FILE – In this Aug. 4, 2011 file photo, the cast members of MTV’s “Jersey Shore” pose at their television home in Seaside Heights, N.J. The hit MTV show won’t get a New Jersey tax break because Gov. Chris Christie says the show hurts the state’s image. Christie on Monday. Sept. 26, 2011 blocked a $420,000 film credit that was approved for the show last week by the state Economic Development Authority, claiming the show “does nothing more than perpetuate misconceptions about the State and its citizens.” (AP Photo/Mel Evans, File)
TRENTON, N.J. (AP) — MTV’s “Jersey Shore” won’t get a New Jersey tax break because Gov. Chris Christie says the show hurts the state’s image.
Christie on Monday blocked a $420,000 film credit that was approved for the show last week by the state Economic Development Authority.
The money was supposed to cover production costs for the hit reality series’ inaugural 2009 season.
Christie suspended the film tax credit program in 2010 to close a budget deficit, but the 2009 season still qualified for the credit.
“I have no interest in policing the content of such projects,” he said in a statement. “However, as chief executive I am duty-bound to ensure that taxpayers are not footing a $420,000 bill for a project which does nothing more than perpetuate misconceptions about the State and its citizens.”
The show’s production company, 495 Productions, based in Burbank, Calif., declined to comment.
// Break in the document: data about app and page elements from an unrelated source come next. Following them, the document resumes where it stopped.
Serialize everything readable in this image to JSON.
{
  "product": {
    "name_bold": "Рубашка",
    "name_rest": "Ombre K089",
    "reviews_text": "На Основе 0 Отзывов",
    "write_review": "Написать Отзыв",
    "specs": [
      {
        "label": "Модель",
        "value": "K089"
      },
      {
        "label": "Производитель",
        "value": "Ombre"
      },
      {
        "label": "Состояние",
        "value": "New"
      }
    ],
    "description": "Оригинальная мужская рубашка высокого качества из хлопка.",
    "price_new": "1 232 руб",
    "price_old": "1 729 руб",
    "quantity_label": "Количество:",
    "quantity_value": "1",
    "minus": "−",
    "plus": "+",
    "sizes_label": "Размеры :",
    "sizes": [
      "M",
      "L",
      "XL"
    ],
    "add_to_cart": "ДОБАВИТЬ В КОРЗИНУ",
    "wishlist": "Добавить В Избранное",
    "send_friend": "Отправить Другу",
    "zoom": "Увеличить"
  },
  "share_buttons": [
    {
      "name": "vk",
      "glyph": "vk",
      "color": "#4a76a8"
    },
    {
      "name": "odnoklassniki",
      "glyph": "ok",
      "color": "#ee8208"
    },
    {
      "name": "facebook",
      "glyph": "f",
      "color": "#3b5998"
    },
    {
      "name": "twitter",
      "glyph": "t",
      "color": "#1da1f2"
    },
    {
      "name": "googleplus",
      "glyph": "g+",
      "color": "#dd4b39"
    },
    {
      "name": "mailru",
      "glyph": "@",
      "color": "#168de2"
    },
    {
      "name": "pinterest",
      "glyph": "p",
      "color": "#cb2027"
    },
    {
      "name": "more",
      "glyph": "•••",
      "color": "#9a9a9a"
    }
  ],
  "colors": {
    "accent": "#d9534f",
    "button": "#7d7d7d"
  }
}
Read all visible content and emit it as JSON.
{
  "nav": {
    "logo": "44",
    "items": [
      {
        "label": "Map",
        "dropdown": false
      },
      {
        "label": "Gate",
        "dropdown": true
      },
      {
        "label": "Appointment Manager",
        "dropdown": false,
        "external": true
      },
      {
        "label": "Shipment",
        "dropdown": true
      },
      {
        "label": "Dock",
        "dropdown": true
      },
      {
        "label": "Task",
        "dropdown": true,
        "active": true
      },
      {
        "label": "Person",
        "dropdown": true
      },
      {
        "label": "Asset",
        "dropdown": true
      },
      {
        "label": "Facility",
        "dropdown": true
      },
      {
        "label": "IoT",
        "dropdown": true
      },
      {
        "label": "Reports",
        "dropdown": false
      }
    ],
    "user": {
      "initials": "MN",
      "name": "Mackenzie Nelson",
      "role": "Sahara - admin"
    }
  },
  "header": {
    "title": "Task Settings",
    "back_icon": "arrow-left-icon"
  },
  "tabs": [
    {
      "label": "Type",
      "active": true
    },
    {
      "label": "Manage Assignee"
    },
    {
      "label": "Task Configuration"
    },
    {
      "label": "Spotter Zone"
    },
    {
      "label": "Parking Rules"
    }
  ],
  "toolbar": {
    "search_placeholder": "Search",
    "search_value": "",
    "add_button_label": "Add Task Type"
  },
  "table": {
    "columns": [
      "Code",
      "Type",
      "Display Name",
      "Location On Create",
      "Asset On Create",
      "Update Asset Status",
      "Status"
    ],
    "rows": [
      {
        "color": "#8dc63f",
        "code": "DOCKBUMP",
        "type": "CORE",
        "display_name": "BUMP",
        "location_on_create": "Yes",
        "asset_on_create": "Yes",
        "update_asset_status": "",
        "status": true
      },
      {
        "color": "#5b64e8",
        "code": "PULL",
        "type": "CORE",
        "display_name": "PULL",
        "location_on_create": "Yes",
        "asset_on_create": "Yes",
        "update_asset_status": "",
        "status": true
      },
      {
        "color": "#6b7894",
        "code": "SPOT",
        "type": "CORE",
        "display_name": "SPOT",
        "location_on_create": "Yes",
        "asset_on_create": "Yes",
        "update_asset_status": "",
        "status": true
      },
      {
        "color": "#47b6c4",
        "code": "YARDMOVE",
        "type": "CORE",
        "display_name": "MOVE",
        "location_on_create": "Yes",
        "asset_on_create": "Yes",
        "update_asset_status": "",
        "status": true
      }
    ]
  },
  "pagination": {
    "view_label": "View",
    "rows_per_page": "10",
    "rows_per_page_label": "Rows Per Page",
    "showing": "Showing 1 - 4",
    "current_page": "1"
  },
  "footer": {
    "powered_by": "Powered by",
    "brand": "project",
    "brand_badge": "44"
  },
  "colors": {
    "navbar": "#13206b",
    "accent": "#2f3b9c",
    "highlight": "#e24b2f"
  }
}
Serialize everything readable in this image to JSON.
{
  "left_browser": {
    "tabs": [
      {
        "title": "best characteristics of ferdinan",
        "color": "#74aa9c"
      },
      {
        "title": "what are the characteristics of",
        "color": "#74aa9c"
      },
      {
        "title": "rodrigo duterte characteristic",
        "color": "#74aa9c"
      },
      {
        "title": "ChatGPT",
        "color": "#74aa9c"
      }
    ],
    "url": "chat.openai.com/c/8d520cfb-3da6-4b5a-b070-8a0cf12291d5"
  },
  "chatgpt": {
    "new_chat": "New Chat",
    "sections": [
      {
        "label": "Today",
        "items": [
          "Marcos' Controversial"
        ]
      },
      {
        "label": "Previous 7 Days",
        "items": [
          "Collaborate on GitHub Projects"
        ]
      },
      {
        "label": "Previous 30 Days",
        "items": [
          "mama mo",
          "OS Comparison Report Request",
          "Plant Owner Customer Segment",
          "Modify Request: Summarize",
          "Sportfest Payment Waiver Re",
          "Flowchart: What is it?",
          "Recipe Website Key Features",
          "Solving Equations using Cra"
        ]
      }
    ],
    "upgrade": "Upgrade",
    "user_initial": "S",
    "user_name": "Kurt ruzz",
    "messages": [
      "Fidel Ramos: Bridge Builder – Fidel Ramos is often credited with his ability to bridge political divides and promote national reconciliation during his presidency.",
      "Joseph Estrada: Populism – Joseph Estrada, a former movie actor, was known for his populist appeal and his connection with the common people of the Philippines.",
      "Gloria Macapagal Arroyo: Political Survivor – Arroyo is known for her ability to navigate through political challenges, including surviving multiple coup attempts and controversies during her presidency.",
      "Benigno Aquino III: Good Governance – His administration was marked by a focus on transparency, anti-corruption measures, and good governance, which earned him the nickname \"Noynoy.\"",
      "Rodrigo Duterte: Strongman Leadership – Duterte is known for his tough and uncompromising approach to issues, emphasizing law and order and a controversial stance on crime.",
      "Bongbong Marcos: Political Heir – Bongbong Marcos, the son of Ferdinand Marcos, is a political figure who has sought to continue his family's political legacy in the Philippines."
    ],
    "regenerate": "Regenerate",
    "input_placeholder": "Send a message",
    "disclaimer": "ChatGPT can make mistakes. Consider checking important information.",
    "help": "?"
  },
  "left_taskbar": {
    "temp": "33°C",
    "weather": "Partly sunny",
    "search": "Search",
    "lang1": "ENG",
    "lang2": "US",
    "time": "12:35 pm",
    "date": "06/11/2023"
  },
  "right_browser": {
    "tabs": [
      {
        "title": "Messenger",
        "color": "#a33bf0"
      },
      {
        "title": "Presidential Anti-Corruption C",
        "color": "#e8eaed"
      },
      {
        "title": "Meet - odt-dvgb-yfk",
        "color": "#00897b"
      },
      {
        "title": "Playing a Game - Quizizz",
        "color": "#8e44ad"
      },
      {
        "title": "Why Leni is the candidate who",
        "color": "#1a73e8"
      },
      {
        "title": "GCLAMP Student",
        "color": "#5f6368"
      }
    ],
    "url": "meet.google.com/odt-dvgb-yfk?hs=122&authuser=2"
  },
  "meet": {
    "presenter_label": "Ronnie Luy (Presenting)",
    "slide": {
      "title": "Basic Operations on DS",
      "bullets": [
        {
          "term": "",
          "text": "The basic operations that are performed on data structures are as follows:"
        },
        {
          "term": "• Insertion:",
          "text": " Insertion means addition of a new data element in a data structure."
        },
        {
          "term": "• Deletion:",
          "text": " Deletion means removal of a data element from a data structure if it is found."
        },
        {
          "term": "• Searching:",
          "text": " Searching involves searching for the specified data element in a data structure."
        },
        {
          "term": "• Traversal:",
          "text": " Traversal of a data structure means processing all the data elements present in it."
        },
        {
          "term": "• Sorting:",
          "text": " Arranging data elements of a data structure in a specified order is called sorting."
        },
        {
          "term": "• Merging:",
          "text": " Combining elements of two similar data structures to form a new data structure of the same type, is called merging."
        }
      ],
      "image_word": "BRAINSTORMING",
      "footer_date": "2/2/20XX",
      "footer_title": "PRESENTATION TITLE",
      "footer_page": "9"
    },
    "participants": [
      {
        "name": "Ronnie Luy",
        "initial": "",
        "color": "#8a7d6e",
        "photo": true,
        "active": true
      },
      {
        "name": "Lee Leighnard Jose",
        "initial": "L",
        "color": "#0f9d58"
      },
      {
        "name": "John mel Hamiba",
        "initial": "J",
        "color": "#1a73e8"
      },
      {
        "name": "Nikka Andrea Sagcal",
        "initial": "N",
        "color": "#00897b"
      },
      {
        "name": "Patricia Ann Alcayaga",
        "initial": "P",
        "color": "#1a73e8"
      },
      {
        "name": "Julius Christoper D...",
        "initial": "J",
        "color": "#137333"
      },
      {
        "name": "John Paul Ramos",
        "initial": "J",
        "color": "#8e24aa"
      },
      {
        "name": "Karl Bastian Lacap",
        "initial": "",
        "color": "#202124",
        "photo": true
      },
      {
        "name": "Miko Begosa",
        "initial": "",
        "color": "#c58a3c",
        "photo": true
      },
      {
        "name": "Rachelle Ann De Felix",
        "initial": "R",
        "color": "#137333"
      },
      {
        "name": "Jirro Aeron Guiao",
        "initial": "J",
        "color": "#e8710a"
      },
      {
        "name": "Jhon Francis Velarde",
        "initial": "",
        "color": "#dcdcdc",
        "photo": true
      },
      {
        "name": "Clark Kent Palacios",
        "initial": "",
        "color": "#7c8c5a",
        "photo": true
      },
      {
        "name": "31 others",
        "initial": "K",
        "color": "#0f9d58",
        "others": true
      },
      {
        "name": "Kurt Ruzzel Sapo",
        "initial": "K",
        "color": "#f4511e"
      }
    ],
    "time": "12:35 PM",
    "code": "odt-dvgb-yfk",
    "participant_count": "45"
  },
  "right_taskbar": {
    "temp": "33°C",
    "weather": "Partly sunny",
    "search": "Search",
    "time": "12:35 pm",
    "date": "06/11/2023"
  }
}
MTV spokeswoman Noelle Llewellyn said she wouldn’t comment on the tax issue but wanted to reassure the show’s fans. “‘Jersey Shore’ itself will not be affected,” she said.
The show centers on the cast living and partying along the beach and boardwalk in Seaside Heights. “Jersey Shore” has made stars of its cast — 20-somethings with nicknames like Snooki and The Situation — and tourist destinations of their haunts. But it’s been bashed by officials who are sensitive about New Jersey’s image since it debuted nearly two years ago.
Lawmakers have expressed outrage about the credit since the Statehouse Bureau of The Star-Ledger of Newark and The Record first reported on it earlier this month.
But New Jersey Policy Perspective, a liberal think-tank, says some of the anger may be misplaced: The group says other businesses are getting millions in tax credits through the Economic Development Authority and aren’t necessarily bringing jobs to the state in return.